_Task objective:_ Looking at the listing below, work out the number of lines where the string "新风室外机" shows up, and give that number only.

______

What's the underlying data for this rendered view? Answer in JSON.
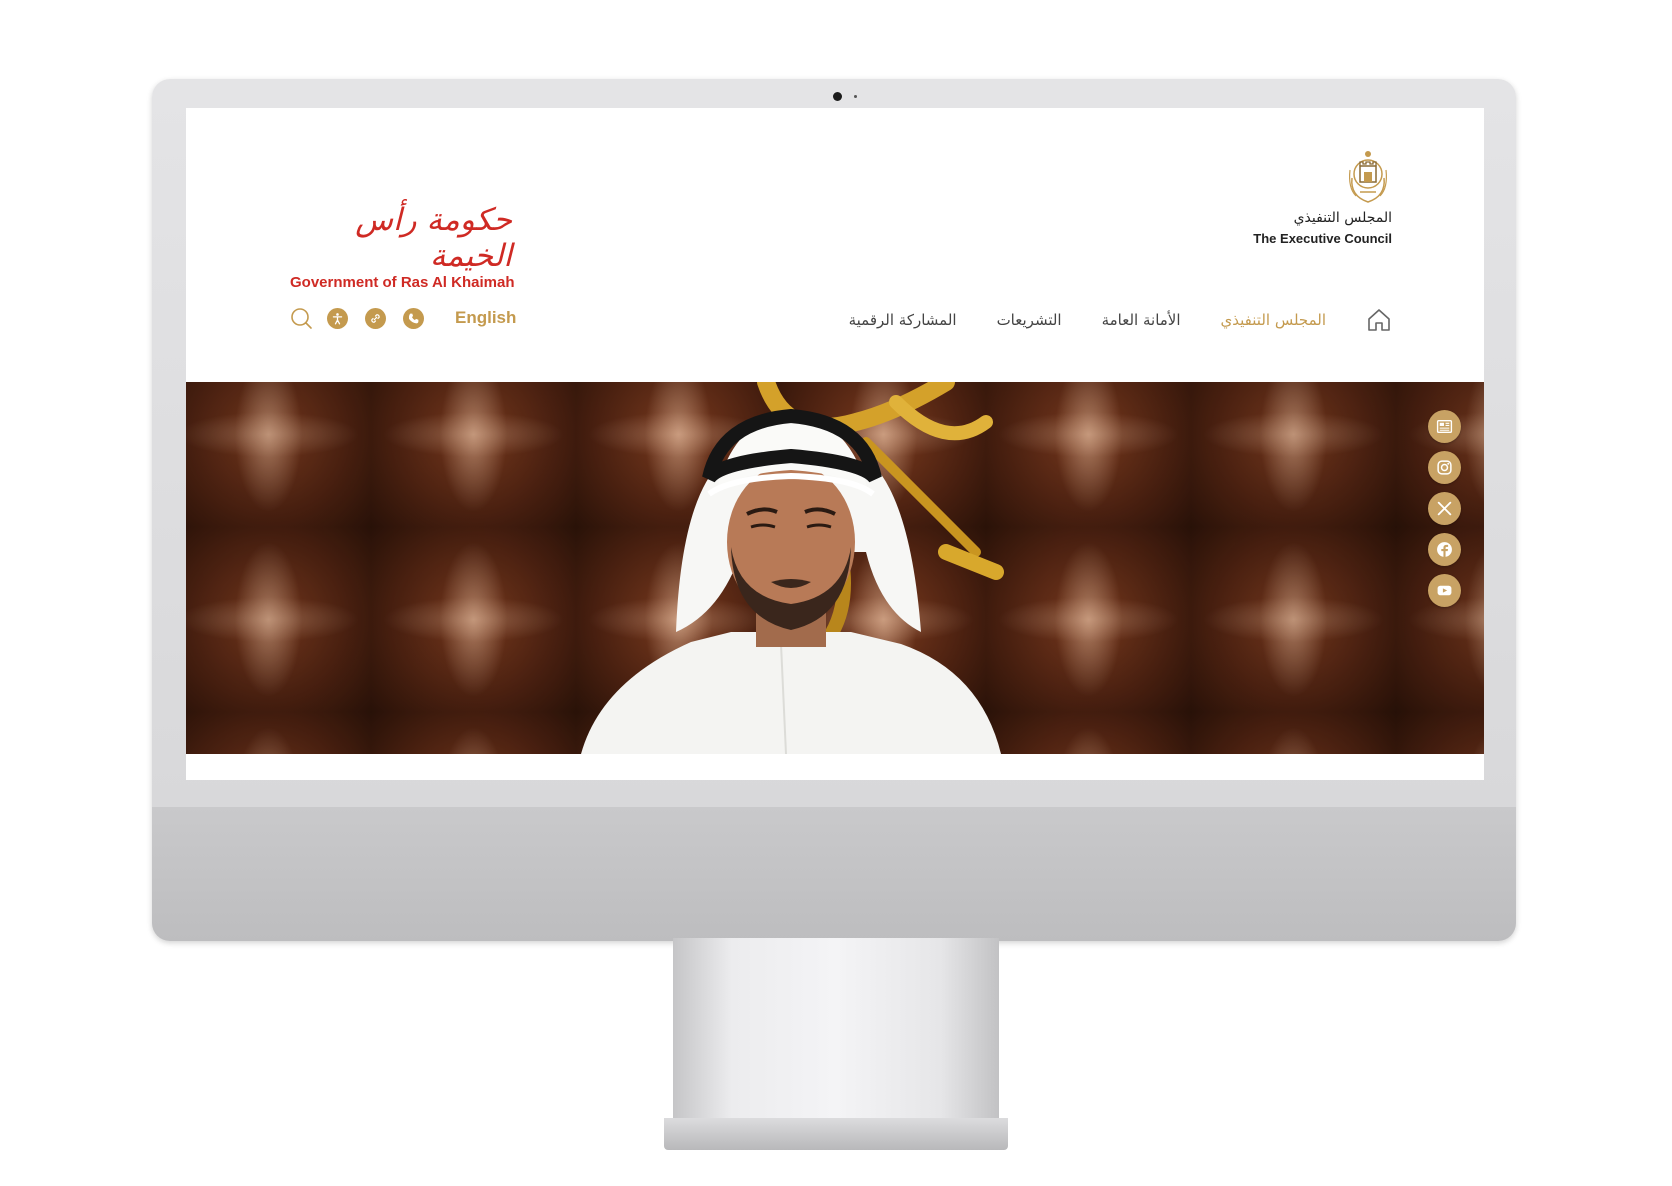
{
  "header": {
    "gov_logo": {
      "arabic": "حكومة رأس الخيمة",
      "english": "Government of Ras Al Khaimah"
    },
    "council_logo": {
      "arabic": "المجلس التنفيذي",
      "english": "The Executive Council"
    }
  },
  "utilities": {
    "language_label": "English",
    "icons": [
      "search-icon",
      "accessibility-icon",
      "link-icon",
      "phone-icon"
    ]
  },
  "nav": {
    "home_icon": "home-icon",
    "items": [
      {
        "label": "المجلس التنفيذي",
        "active": true
      },
      {
        "label": "الأمانة العامة",
        "active": false
      },
      {
        "label": "التشريعات",
        "active": false
      },
      {
        "label": "المشاركة الرقمية",
        "active": false
      }
    ]
  },
  "hero": {
    "social": [
      "news-icon",
      "instagram-icon",
      "x-icon",
      "facebook-icon",
      "youtube-icon"
    ]
  },
  "colors": {
    "accent": "#c49a4e",
    "brand_red": "#cf2a24",
    "nav_text": "#444444"
  }
}
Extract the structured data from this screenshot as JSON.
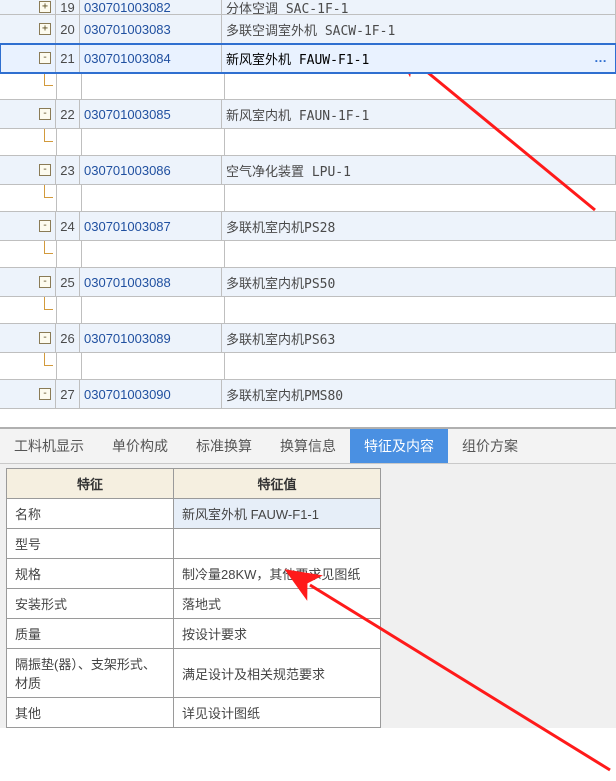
{
  "tree": {
    "rows": [
      {
        "exp": "+",
        "idx": "19",
        "code": "030701003082",
        "desc": "分体空调 SAC-1F-1",
        "spacer_after": false
      },
      {
        "exp": "+",
        "idx": "20",
        "code": "030701003083",
        "desc": "多联空调室外机 SACW-1F-1",
        "spacer_after": false
      },
      {
        "exp": "-",
        "idx": "21",
        "code": "030701003084",
        "desc": "新风室外机 FAUW-F1-1",
        "spacer_after": true,
        "selected": true,
        "ellipsis": "…"
      },
      {
        "exp": "-",
        "idx": "22",
        "code": "030701003085",
        "desc": "新风室内机 FAUN-1F-1",
        "spacer_after": true
      },
      {
        "exp": "-",
        "idx": "23",
        "code": "030701003086",
        "desc": "空气净化装置 LPU-1",
        "spacer_after": true
      },
      {
        "exp": "-",
        "idx": "24",
        "code": "030701003087",
        "desc": "多联机室内机PS28",
        "spacer_after": true
      },
      {
        "exp": "-",
        "idx": "25",
        "code": "030701003088",
        "desc": "多联机室内机PS50",
        "spacer_after": true
      },
      {
        "exp": "-",
        "idx": "26",
        "code": "030701003089",
        "desc": "多联机室内机PS63",
        "spacer_after": true
      },
      {
        "exp": "-",
        "idx": "27",
        "code": "030701003090",
        "desc": "多联机室内机PMS80",
        "spacer_after": false
      }
    ]
  },
  "panel": {
    "tabs": [
      {
        "label": "工料机显示"
      },
      {
        "label": "单价构成"
      },
      {
        "label": "标准换算"
      },
      {
        "label": "换算信息"
      },
      {
        "label": "特征及内容",
        "active": true
      },
      {
        "label": "组价方案"
      }
    ],
    "header": {
      "col1": "特征",
      "col2": "特征值"
    },
    "props": [
      {
        "key": "名称",
        "val": "新风室外机 FAUW-F1-1",
        "hi": true
      },
      {
        "key": "型号",
        "val": ""
      },
      {
        "key": "规格",
        "val": "制冷量28KW，其他要求见图纸"
      },
      {
        "key": "安装形式",
        "val": "落地式"
      },
      {
        "key": "质量",
        "val": "按设计要求"
      },
      {
        "key": "隔振垫(器）、支架形式、材质",
        "val": "满足设计及相关规范要求"
      },
      {
        "key": "其他",
        "val": "详见设计图纸"
      }
    ]
  }
}
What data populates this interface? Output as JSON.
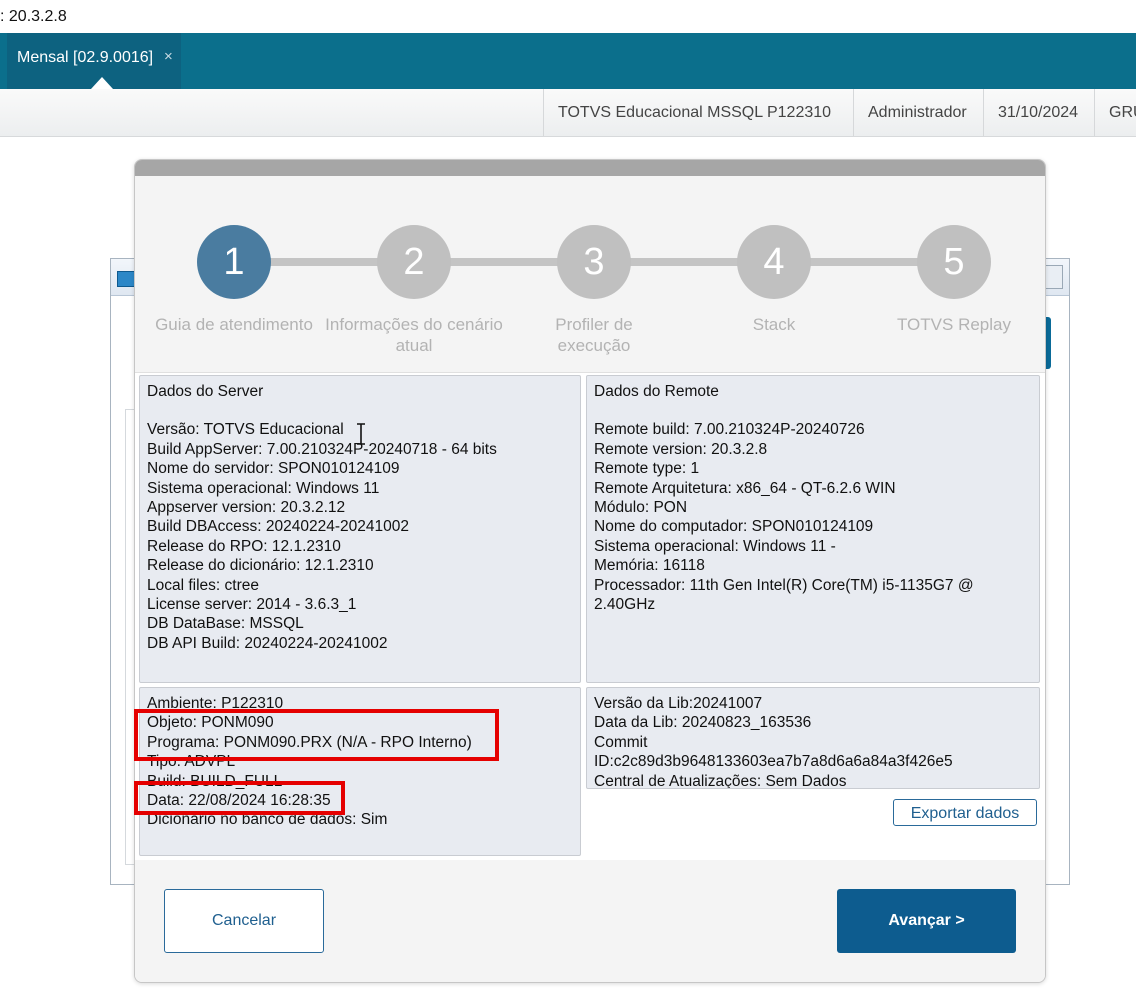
{
  "version_line": ": 20.3.2.8",
  "tab": {
    "label": "Mensal [02.9.0016]",
    "close": "×"
  },
  "status": {
    "environment": "TOTVS Educacional MSSQL P122310",
    "user": "Administrador",
    "date": "31/10/2024",
    "group": "GRU"
  },
  "steps": [
    {
      "number": "1",
      "label": "Guia de atendimento"
    },
    {
      "number": "2",
      "label": "Informações do cenário atual"
    },
    {
      "number": "3",
      "label": "Profiler de execução"
    },
    {
      "number": "4",
      "label": "Stack"
    },
    {
      "number": "5",
      "label": "TOTVS Replay"
    }
  ],
  "server": {
    "title": "Dados do Server",
    "lines": [
      "Versão: TOTVS Educacional",
      "Build AppServer: 7.00.210324P-20240718 - 64 bits",
      "Nome do servidor: SPON010124109",
      "Sistema operacional: Windows 11",
      "Appserver version: 20.3.2.12",
      "Build DBAccess: 20240224-20241002",
      "Release do RPO:  12.1.2310",
      "Release do dicionário: 12.1.2310",
      "Local files: ctree",
      "License server: 2014 - 3.6.3_1",
      "DB DataBase: MSSQL",
      "DB API Build: 20240224-20241002"
    ]
  },
  "remote": {
    "title": "Dados do Remote",
    "lines": [
      "Remote build: 7.00.210324P-20240726",
      "Remote version: 20.3.2.8",
      "Remote type: 1",
      "Remote Arquitetura: x86_64 - QT-6.2.6 WIN",
      "Módulo: PON",
      "Nome do computador: SPON010124109",
      "Sistema operacional: Windows 11 -",
      "Memória: 16118",
      "Processador: 11th Gen Intel(R) Core(TM) i5-1135G7 @ 2.40GHz"
    ]
  },
  "program": {
    "lines": [
      "Ambiente: P122310",
      "Objeto: PONM090",
      "Programa: PONM090.PRX (N/A - RPO Interno)",
      "Tipo: ADVPL",
      "Build: BUILD_FULL",
      "Data: 22/08/2024 16:28:35",
      "Dicionário no banco de dados: Sim"
    ]
  },
  "lib": {
    "lines": [
      "Versão da Lib:20241007",
      "Data da Lib: 20240823_163536",
      "Commit",
      "ID:c2c89d3b9648133603ea7b7a8d6a6a84a3f426e5",
      "Central de Atualizações: Sem Dados"
    ]
  },
  "buttons": {
    "export": "Exportar dados",
    "cancel": "Cancelar",
    "next": "Avançar >"
  },
  "colors": {
    "tabbar": "#0b6f8c",
    "active_step": "#4a7ca0",
    "inactive_step": "#c0c0c0",
    "primary_button": "#0d5c8f",
    "highlight": "#e50000"
  }
}
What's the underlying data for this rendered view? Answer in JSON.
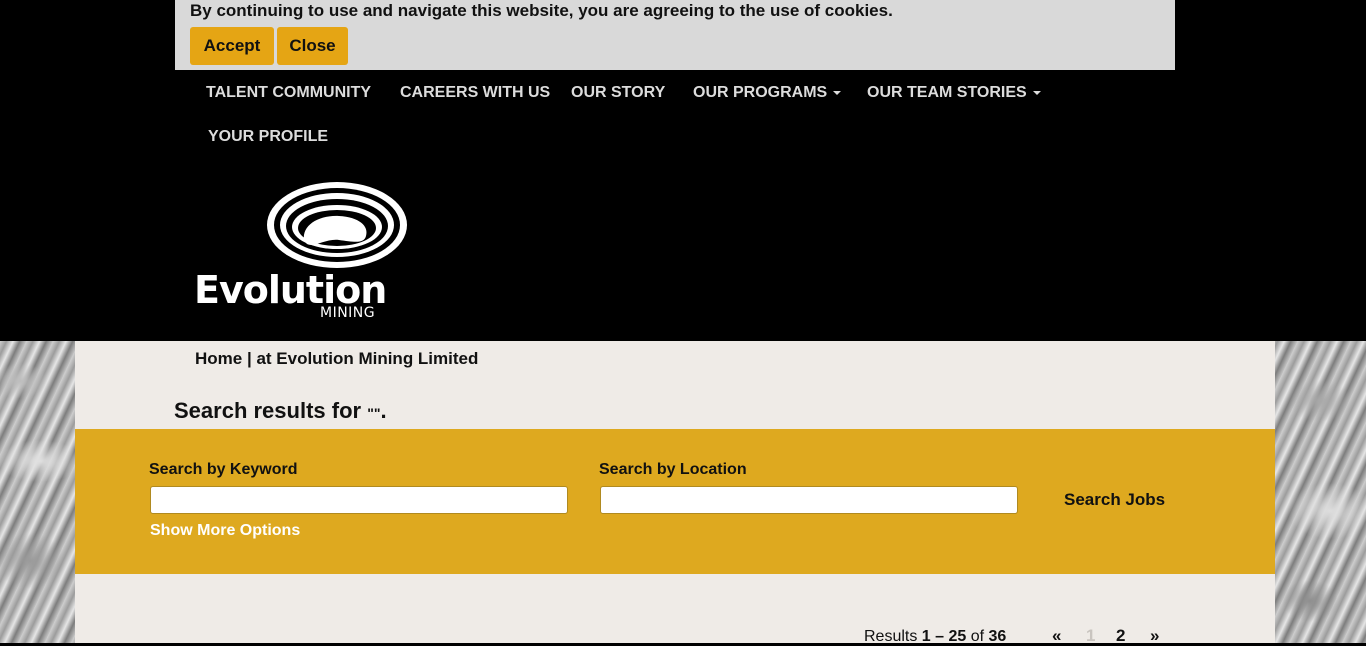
{
  "cookie_banner": {
    "message": "By continuing to use and navigate this website, you are agreeing to the use of cookies.",
    "accept_label": "Accept",
    "close_label": "Close"
  },
  "nav": {
    "items": [
      {
        "label": "TALENT COMMUNITY",
        "dropdown": false
      },
      {
        "label": "CAREERS WITH US",
        "dropdown": false
      },
      {
        "label": "OUR STORY",
        "dropdown": false
      },
      {
        "label": "OUR PROGRAMS",
        "dropdown": true
      },
      {
        "label": "OUR TEAM STORIES",
        "dropdown": true
      },
      {
        "label": "YOUR PROFILE",
        "dropdown": false
      }
    ]
  },
  "logo": {
    "word": "Evolution",
    "sub": "MINING"
  },
  "breadcrumb": {
    "home": "Home",
    "separator": " | ",
    "current": "at Evolution Mining Limited"
  },
  "results_heading": {
    "prefix": "Search results for ",
    "query": "\"\"",
    "suffix": "."
  },
  "search": {
    "keyword_label": "Search by Keyword",
    "keyword_value": "",
    "location_label": "Search by Location",
    "location_value": "",
    "submit_label": "Search Jobs",
    "more_options_label": "Show More Options"
  },
  "pagination": {
    "results_prefix": "Results ",
    "range": "1 – 25",
    "of_word": " of ",
    "total": "36",
    "prev": "«",
    "page_current": "1",
    "page_next": "2",
    "next": "»"
  },
  "colors": {
    "accent": "#dea91f",
    "button": "#e5a514",
    "panel": "#efebe7",
    "header_bg": "#000000"
  }
}
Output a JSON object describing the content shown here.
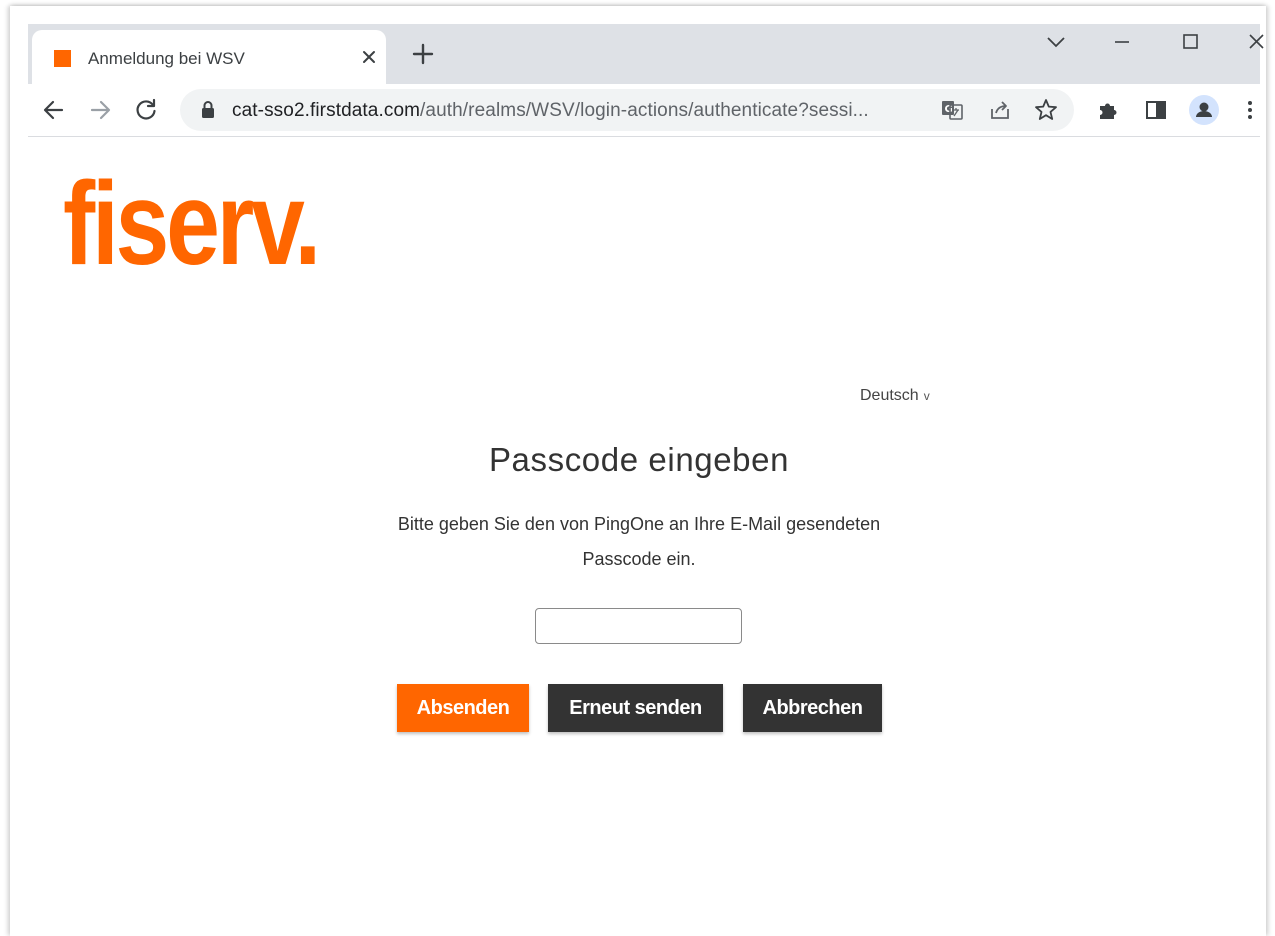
{
  "browser": {
    "tab": {
      "title": "Anmeldung bei WSV",
      "favicon_color": "#ff6600"
    },
    "omnibox": {
      "host": "cat-sso2.firstdata.com",
      "path": "/auth/realms/WSV/login-actions/authenticate?sessi..."
    },
    "icons": [
      "back-icon",
      "forward-icon",
      "reload-icon",
      "lock-icon",
      "translate-icon",
      "share-icon",
      "star-icon",
      "extensions-icon",
      "side-panel-icon",
      "profile-icon",
      "menu-icon",
      "tab-search-icon",
      "minimize-icon",
      "maximize-icon",
      "close-window-icon"
    ]
  },
  "page": {
    "logo": "fiserv.",
    "language": {
      "selected": "Deutsch",
      "chevron": "v"
    },
    "heading": "Passcode eingeben",
    "description_line1": "Bitte geben Sie den von PingOne an Ihre E-Mail gesendeten",
    "description_line2": "Passcode ein.",
    "passcode": {
      "value": "",
      "placeholder": ""
    },
    "buttons": {
      "submit": "Absenden",
      "resend": "Erneut senden",
      "cancel": "Abbrechen"
    },
    "colors": {
      "brand": "#ff6600",
      "dark_button": "#333333",
      "text": "#333333"
    }
  }
}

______

_Answer to this exercise:_ 2